# WORK REQUIRED
In the entries below, count each line holding the word "level". Answer with the total alone.

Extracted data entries
==*==
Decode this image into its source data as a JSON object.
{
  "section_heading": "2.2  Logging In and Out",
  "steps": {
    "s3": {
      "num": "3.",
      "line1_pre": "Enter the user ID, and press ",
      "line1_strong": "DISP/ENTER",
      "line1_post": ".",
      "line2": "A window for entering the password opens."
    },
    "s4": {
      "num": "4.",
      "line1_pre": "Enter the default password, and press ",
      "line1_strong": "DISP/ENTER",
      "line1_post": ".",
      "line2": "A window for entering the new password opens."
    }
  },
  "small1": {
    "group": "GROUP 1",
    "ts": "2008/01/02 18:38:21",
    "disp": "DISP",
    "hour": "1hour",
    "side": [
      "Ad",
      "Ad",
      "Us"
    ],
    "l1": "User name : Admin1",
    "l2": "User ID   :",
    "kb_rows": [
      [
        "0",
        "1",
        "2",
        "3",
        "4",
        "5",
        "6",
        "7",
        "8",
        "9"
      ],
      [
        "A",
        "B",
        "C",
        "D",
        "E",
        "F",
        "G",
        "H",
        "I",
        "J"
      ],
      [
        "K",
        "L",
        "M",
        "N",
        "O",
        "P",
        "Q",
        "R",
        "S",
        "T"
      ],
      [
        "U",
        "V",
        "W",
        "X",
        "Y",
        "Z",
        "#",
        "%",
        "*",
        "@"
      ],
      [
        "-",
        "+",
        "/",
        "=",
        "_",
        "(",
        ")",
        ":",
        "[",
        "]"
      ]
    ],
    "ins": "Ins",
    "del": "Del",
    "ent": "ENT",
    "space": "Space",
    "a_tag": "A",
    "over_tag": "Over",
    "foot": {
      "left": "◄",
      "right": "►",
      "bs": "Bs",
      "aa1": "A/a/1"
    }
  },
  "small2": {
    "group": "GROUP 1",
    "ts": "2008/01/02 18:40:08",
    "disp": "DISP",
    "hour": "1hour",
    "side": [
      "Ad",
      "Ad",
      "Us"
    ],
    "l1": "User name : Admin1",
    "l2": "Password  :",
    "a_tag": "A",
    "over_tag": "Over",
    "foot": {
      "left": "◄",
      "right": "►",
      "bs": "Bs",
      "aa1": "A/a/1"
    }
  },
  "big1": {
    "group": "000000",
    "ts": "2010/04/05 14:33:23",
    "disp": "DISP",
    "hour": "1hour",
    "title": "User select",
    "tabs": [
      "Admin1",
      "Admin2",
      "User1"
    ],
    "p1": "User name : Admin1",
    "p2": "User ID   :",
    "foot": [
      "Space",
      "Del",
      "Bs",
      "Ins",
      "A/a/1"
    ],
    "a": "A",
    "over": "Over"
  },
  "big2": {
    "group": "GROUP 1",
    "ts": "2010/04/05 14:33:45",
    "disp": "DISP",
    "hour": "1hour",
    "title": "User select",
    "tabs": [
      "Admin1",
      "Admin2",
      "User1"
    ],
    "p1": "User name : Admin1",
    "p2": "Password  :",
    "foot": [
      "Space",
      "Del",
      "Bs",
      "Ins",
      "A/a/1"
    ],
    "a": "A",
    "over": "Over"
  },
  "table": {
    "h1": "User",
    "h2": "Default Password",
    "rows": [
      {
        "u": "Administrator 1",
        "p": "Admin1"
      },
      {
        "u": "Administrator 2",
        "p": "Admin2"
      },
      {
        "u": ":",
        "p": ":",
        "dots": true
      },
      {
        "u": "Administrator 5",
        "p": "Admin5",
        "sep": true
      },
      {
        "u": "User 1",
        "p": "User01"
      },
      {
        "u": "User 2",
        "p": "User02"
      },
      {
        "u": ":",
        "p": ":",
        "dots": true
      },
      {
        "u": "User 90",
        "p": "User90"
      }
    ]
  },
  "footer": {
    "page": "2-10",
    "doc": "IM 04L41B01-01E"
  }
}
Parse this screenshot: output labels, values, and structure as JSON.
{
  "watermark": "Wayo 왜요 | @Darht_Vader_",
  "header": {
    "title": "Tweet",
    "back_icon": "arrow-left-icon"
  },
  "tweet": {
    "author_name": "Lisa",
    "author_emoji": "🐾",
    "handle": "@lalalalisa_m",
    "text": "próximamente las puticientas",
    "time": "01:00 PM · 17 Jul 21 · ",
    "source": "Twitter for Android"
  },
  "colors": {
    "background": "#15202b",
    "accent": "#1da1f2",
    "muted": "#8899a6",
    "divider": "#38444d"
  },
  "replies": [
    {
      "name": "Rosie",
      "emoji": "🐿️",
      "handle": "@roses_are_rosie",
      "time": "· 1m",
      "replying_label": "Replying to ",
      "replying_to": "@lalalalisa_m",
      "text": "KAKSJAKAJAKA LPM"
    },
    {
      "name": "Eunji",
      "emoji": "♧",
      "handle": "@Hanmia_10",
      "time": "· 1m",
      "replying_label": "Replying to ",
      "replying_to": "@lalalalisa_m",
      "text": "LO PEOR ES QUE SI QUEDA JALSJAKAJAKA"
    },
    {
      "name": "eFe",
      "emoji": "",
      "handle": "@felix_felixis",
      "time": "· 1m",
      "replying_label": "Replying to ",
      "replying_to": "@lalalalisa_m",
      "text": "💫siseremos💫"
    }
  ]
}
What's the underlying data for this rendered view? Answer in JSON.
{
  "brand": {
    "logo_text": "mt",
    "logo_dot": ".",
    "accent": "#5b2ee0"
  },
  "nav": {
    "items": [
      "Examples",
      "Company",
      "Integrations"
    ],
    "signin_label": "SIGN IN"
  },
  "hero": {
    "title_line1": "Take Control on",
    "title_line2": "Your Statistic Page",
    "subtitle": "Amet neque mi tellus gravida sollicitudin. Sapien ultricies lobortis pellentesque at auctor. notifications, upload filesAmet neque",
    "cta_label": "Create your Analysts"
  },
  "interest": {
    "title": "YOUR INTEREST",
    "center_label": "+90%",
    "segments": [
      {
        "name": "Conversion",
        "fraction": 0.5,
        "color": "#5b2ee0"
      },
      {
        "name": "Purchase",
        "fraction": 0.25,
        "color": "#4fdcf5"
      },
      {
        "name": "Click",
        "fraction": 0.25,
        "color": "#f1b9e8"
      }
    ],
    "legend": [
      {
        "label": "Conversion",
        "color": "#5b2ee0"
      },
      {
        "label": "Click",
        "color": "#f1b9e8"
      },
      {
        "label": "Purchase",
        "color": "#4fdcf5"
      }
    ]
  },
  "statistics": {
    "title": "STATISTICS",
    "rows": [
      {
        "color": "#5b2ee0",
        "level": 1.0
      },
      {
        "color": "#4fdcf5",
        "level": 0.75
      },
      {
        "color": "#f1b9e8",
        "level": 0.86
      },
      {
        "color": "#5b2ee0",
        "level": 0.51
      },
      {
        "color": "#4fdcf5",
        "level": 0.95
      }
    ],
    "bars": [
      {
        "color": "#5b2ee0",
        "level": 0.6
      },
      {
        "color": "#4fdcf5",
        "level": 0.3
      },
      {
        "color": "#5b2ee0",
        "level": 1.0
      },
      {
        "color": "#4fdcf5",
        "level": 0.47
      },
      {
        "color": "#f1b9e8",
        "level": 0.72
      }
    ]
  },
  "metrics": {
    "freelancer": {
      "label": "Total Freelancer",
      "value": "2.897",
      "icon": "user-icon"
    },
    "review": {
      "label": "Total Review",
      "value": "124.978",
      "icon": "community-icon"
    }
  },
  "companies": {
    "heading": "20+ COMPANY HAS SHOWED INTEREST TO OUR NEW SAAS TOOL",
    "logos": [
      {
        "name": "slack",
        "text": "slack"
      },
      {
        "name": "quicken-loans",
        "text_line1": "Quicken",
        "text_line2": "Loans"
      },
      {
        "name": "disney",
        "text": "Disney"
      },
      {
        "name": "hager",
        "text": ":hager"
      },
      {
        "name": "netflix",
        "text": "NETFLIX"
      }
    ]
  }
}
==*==
# EXERCISE OUTPUT
10